Ukraine itself is also littered with explosives. Recently, the Netherlands supplied mine roller systems for vehicles and it is now supplying 950 Man Portable Line Charges (MPLC) at an accelerated rate. These are on top of the 50 systems that had already been donated. The MPLC is a portable lightweight explosive in a backpack.

In Kyiv, Minister Ollongren spoke with her Ukrainian counterpart Oleksii Reznikov, took part in a Crimea Platform meeting and attended a symposium on veteran care. The Netherlands is to join a British plan for the care and aftercare of Ukrainian veterans, in which a medical centre in Ukraine where veterans can convalesce will be supported.

Military medical team provides care in Suriname

Last week, a Defence medical team took part in a national humanitarian initiative in Suriname. Similar to last year, the military team focused on various aspects of health care in a remote region. This initiative was part of Operation Gran Mati (great friend).

HNLMS Groningen intercepts almost 2,600 kilos of drugs in the Caribbean Sea
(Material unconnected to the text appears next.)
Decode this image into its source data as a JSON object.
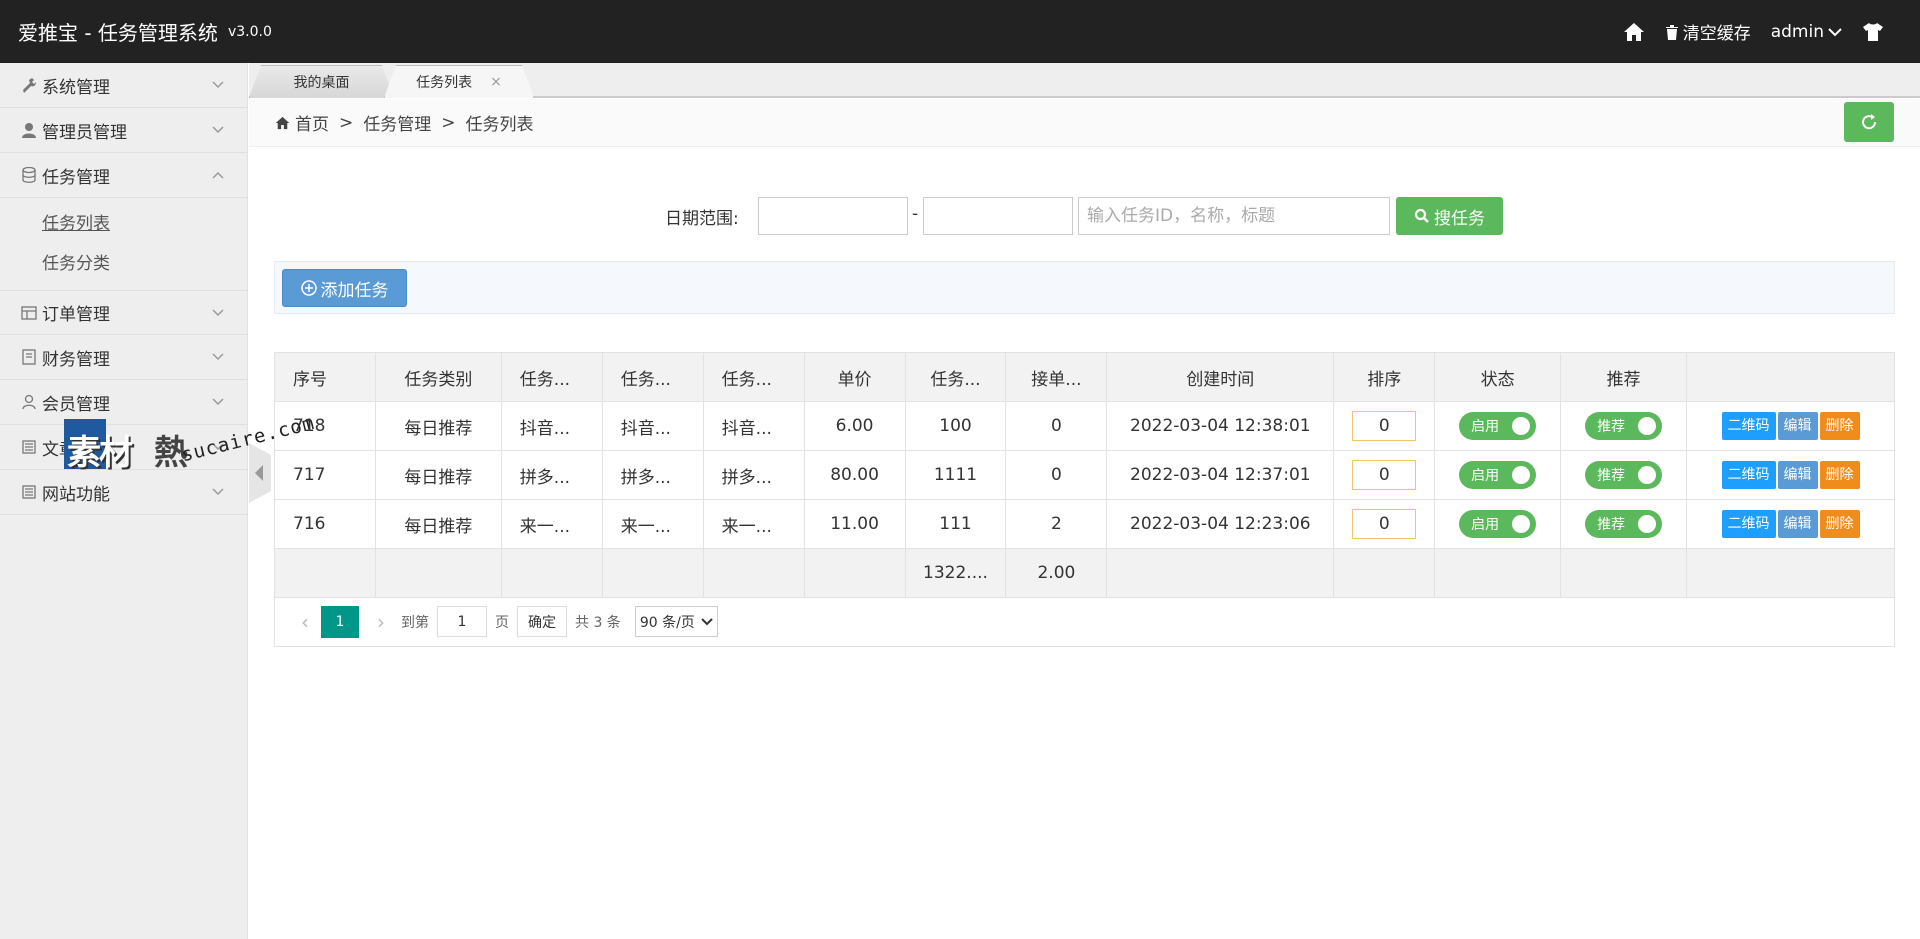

HNLMS Groningen recently intercepted close to 2,600 kilos of drugs in the Caribbean Sea. The drugs were seized during 2 drug hauls. The naval vessel came into action after it had been alerted by the Dutch Caribbean Coast Guard.

Walter Hansen back on familiar ground in Caribbean

Maintaining safety at sea and on land in the Caribbean; this responsibility now mainly rests with Commodore Walter Hansen. The new Flag Officer Caribbean, also Director of the Dutch Caribbean Coast Guard, succeeds Brigadier General Frank Boots (Marine Corps). Hansen also took over his predecessor’s role of close cooperation with the Americans in fighting drug-related crime.